PROMPT ->
Could you copy every line in the listing below that has the word "name"?
● ● ●
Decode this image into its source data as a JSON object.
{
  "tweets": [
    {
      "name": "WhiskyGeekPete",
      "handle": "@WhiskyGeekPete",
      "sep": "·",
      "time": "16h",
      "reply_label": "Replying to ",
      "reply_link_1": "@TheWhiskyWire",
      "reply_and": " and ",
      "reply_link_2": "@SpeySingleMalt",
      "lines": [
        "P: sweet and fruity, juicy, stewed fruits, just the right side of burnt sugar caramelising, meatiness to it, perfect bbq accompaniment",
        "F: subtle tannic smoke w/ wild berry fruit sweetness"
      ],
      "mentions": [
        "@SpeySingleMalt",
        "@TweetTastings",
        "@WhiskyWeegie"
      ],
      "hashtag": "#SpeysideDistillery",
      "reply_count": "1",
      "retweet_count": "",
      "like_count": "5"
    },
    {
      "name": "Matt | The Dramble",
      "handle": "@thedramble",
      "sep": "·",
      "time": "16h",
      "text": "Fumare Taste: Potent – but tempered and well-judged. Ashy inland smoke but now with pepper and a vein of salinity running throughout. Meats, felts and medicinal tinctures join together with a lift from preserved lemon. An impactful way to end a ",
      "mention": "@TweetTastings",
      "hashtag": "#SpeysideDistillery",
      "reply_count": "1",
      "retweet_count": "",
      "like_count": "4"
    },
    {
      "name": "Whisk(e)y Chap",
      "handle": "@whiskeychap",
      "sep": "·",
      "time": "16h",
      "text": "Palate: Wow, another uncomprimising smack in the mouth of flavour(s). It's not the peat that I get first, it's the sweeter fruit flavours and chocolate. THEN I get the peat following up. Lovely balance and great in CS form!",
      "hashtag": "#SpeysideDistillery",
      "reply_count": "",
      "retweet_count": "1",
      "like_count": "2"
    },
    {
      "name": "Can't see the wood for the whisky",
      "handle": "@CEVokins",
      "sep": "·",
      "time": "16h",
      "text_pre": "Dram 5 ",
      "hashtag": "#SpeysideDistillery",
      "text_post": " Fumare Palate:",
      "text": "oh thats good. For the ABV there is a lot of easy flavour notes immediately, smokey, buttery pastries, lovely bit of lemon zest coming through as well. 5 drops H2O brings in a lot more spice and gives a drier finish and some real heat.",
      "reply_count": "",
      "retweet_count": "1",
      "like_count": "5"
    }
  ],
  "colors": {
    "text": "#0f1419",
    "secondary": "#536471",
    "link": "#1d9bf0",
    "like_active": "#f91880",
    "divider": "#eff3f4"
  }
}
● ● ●
SOLVED EXERCISE ->
      "name": "WhiskyGeekPete",
      "name": "Matt | The Dramble",
      "name": "Whisk(e)y Chap",
      "name": "Can't see the wood for the whisky",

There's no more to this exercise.